→ **Task item**:
From the records below, state how many lines hold the string "elementor", without any other text.

→ **Exercise materials**:
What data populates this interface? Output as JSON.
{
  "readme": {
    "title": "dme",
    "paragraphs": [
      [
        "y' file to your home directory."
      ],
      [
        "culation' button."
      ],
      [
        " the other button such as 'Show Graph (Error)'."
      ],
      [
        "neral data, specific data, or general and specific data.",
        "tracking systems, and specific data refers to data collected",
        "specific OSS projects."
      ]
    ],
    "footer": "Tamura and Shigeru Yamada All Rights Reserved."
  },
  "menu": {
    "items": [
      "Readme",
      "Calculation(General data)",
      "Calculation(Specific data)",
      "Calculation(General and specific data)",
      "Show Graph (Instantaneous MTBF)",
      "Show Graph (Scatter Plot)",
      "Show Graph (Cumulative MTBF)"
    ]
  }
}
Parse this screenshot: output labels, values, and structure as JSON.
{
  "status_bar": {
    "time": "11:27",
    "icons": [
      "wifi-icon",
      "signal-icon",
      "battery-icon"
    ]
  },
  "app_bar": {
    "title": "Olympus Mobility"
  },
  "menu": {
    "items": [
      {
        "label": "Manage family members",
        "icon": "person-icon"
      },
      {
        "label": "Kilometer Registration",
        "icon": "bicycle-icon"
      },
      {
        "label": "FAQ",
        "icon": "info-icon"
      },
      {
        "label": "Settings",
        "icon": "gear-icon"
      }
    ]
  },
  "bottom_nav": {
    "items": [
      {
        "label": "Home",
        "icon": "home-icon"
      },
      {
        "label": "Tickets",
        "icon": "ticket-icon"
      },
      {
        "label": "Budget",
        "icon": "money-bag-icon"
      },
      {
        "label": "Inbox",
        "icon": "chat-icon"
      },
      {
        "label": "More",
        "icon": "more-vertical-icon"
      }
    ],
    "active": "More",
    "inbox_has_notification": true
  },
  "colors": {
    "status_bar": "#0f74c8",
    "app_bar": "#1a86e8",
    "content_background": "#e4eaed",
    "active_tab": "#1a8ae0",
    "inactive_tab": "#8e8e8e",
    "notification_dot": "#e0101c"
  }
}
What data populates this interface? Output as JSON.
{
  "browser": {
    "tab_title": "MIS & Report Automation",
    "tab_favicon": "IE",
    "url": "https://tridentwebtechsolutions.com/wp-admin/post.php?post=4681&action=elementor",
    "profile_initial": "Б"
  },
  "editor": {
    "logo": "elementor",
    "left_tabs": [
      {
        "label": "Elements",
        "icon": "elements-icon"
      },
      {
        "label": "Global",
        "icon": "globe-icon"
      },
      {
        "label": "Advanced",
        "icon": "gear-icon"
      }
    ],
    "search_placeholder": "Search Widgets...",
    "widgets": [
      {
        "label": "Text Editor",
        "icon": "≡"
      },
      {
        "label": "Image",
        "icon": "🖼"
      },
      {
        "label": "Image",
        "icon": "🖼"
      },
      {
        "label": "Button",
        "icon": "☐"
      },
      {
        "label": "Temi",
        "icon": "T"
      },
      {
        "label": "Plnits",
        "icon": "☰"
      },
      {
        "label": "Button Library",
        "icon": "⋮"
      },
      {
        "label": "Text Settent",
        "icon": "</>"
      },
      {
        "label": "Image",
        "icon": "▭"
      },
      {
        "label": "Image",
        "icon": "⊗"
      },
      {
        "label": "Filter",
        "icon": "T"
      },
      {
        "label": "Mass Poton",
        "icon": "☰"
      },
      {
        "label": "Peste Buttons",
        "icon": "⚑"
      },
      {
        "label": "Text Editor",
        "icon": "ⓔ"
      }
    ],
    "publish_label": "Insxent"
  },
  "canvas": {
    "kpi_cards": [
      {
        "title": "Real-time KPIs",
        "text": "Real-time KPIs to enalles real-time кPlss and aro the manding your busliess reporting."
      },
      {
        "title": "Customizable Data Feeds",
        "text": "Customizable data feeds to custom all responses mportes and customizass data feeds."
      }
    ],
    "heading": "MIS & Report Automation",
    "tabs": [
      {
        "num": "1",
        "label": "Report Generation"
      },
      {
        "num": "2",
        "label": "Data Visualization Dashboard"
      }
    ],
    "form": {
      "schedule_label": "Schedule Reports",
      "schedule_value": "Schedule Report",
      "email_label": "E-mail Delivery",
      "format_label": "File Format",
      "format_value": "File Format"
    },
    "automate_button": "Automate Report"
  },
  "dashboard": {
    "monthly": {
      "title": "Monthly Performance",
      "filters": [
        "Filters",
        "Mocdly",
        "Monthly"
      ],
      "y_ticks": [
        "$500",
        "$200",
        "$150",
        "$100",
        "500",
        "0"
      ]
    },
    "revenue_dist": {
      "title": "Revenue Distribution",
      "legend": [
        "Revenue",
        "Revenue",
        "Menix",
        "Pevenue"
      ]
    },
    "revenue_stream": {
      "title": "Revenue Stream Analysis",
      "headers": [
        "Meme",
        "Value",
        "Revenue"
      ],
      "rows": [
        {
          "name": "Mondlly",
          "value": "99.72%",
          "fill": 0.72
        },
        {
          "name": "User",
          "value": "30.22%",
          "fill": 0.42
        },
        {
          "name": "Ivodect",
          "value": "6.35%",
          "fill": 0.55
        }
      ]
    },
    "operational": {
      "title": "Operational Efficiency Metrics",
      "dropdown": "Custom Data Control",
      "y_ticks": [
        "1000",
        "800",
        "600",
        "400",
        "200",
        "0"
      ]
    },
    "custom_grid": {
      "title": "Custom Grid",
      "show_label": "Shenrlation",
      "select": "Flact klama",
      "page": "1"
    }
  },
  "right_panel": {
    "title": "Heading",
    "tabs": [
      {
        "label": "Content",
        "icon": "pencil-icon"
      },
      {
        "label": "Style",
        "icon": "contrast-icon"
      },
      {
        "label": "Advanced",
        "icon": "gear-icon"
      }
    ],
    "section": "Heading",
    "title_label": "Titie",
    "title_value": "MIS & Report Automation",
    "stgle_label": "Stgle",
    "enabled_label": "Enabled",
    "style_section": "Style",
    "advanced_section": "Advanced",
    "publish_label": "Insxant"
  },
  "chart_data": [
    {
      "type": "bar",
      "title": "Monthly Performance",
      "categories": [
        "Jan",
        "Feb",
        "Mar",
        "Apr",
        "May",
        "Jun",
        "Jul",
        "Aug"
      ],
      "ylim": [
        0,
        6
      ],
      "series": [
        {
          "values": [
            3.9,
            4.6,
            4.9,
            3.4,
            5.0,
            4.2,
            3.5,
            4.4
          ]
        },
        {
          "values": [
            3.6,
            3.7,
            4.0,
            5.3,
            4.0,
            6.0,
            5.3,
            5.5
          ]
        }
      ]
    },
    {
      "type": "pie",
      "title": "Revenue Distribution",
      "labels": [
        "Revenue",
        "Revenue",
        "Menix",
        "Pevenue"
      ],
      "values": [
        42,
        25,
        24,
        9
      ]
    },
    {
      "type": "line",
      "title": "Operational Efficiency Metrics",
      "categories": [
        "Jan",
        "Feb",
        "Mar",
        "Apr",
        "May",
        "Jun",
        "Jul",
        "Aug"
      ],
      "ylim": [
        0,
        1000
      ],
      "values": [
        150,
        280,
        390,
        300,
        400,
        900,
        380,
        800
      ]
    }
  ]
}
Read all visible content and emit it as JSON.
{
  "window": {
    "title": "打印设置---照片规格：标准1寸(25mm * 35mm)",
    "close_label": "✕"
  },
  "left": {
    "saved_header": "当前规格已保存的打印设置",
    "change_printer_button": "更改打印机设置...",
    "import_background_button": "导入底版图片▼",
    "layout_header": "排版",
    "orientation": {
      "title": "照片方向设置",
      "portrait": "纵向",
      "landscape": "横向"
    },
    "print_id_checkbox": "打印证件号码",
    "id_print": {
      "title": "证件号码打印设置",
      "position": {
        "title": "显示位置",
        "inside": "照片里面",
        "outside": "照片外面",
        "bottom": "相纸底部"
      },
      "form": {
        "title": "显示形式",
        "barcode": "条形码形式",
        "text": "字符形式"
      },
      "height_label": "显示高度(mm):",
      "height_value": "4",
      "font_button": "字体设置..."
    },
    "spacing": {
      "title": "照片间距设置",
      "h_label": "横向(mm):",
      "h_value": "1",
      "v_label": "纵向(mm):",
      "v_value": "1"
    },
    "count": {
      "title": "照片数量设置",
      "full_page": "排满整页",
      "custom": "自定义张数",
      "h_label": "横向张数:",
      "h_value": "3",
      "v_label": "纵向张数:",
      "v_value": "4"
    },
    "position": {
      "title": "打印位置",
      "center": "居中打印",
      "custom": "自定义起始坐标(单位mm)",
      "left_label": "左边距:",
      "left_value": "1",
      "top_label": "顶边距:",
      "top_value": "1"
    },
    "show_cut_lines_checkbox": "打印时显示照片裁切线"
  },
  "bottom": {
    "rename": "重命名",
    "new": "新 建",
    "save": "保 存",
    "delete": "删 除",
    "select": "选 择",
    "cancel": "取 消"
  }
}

→ **Answer space**:
2